Problem statement => Below are records that must be duplicated exactly.

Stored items
==========
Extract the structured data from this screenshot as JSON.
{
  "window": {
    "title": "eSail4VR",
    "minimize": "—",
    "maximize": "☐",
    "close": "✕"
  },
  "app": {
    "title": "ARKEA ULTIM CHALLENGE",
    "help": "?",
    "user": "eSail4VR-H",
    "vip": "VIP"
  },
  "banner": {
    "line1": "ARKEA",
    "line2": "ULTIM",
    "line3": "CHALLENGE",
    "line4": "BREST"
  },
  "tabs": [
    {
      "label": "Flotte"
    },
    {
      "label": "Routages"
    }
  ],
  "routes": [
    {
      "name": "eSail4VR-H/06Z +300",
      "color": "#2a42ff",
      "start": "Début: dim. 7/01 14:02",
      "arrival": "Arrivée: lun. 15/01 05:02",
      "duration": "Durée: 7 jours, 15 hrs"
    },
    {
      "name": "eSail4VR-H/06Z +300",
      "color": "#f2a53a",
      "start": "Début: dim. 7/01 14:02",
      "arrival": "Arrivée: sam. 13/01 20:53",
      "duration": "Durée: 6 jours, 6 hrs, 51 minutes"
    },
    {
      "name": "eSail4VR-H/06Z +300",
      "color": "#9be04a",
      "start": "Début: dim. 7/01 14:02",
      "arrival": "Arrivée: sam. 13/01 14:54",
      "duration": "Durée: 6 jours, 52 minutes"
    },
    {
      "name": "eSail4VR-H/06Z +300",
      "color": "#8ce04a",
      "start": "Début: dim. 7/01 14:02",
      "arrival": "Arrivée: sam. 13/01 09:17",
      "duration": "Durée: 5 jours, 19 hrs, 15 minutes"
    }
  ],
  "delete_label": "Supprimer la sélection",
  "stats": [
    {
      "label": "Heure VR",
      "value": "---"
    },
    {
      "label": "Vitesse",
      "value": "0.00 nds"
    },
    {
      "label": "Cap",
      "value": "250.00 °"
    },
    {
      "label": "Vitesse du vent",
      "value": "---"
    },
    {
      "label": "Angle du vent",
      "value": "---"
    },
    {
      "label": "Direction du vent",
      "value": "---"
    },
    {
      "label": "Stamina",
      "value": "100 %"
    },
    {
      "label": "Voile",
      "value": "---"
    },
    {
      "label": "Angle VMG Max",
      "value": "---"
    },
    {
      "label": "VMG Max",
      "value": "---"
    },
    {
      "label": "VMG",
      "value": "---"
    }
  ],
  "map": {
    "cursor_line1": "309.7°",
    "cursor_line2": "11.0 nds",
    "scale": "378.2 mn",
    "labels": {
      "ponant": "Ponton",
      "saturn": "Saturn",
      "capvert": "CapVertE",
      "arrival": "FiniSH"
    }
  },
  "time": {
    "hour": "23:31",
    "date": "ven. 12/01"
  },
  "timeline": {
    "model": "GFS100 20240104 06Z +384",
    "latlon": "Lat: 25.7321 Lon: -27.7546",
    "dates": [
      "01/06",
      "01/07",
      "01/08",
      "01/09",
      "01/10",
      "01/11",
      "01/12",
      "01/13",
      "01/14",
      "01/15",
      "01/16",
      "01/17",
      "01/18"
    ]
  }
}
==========
Response box =>
Extract the structured data from this screenshot as JSON.
{
  "window": {
    "title": "eSail4VR",
    "minimize": "—",
    "maximize": "☐",
    "close": "✕"
  },
  "app": {
    "title": "ARKEA ULTIM CHALLENGE",
    "help": "?",
    "user": "eSail4VR-H",
    "vip": "VIP"
  },
  "banner": {
    "line1": "ARKEA",
    "line2": "ULTIM",
    "line3": "CHALLENGE",
    "line4": "BREST"
  },
  "tabs": [
    {
      "label": "Flotte"
    },
    {
      "label": "Routages"
    }
  ],
  "routes": [
    {
      "name": "eSail4VR-H/06Z +300",
      "color": "#2a42ff",
      "start": "Début: dim. 7/01 14:02",
      "arrival": "Arrivée: lun. 15/01 05:02",
      "duration": "Durée: 7 jours, 15 hrs"
    },
    {
      "name": "eSail4VR-H/06Z +300",
      "color": "#f2a53a",
      "start": "Début: dim. 7/01 14:02",
      "arrival": "Arrivée: sam. 13/01 20:53",
      "duration": "Durée: 6 jours, 6 hrs, 51 minutes"
    },
    {
      "name": "eSail4VR-H/06Z +300",
      "color": "#9be04a",
      "start": "Début: dim. 7/01 14:02",
      "arrival": "Arrivée: sam. 13/01 14:54",
      "duration": "Durée: 6 jours, 52 minutes"
    },
    {
      "name": "eSail4VR-H/06Z +300",
      "color": "#8ce04a",
      "start": "Début: dim. 7/01 14:02",
      "arrival": "Arrivée: sam. 13/01 09:17",
      "duration": "Durée: 5 jours, 19 hrs, 15 minutes"
    }
  ],
  "delete_label": "Supprimer la sélection",
  "stats": [
    {
      "label": "Heure VR",
      "value": "---"
    },
    {
      "label": "Vitesse",
      "value": "0.00 nds"
    },
    {
      "label": "Cap",
      "value": "250.00 °"
    },
    {
      "label": "Vitesse du vent",
      "value": "---"
    },
    {
      "label": "Angle du vent",
      "value": "---"
    },
    {
      "label": "Direction du vent",
      "value": "---"
    },
    {
      "label": "Stamina",
      "value": "100 %"
    },
    {
      "label": "Voile",
      "value": "---"
    },
    {
      "label": "Angle VMG Max",
      "value": "---"
    },
    {
      "label": "VMG Max",
      "value": "---"
    },
    {
      "label": "VMG",
      "value": "---"
    }
  ],
  "map": {
    "cursor_line1": "309.7°",
    "cursor_line2": "11.0 nds",
    "scale": "378.2 mn",
    "labels": {
      "ponant": "Ponton",
      "saturn": "Saturn",
      "capvert": "CapVertE",
      "arrival": "FiniSH"
    }
  },
  "time": {
    "hour": "23:31",
    "date": "ven. 12/01"
  },
  "timeline": {
    "model": "GFS100 20240104 06Z +384",
    "latlon": "Lat: 25.7321 Lon: -27.7546",
    "dates": [
      "01/06",
      "01/07",
      "01/08",
      "01/09",
      "01/10",
      "01/11",
      "01/12",
      "01/13",
      "01/14",
      "01/15",
      "01/16",
      "01/17",
      "01/18"
    ]
  }
}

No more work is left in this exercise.